GOAL OF THE EXERCISE: Where in the listing does the word "Inner" appear? Report each line that holds it.

INPUT:

---+---

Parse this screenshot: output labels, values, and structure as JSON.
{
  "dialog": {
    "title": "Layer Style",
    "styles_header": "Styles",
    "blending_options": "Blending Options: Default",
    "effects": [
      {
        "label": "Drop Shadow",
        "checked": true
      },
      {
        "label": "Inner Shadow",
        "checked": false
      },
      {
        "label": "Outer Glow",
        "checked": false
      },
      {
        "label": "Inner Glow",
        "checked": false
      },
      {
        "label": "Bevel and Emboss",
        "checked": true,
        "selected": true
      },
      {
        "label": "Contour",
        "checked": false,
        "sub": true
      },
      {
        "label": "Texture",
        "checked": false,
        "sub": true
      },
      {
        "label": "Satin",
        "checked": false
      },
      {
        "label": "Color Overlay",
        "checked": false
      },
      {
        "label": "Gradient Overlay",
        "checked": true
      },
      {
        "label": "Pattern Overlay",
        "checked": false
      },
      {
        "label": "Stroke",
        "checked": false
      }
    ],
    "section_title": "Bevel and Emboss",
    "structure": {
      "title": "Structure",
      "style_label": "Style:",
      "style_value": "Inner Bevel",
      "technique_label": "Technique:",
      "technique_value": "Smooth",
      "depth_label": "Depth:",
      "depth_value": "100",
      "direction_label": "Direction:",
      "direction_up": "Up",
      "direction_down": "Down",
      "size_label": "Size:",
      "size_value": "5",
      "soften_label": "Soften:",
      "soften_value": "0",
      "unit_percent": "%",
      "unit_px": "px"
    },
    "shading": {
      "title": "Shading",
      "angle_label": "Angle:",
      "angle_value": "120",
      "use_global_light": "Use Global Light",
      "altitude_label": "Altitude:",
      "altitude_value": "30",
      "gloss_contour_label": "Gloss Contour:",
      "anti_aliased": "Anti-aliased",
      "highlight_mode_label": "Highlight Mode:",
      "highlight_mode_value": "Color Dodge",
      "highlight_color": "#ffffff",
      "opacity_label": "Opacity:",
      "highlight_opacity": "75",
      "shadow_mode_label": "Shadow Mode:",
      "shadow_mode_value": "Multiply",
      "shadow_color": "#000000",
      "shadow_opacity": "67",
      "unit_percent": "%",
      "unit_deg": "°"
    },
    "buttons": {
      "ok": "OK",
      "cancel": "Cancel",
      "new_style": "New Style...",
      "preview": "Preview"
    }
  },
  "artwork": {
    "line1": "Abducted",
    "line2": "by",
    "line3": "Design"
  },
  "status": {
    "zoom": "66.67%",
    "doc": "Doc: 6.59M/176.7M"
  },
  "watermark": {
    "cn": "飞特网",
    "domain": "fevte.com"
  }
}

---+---

EXERCISE SOLUTION:
        "label": "Inner Shadow",
        "label": "Inner Glow",
      "style_value": "Inner Bevel",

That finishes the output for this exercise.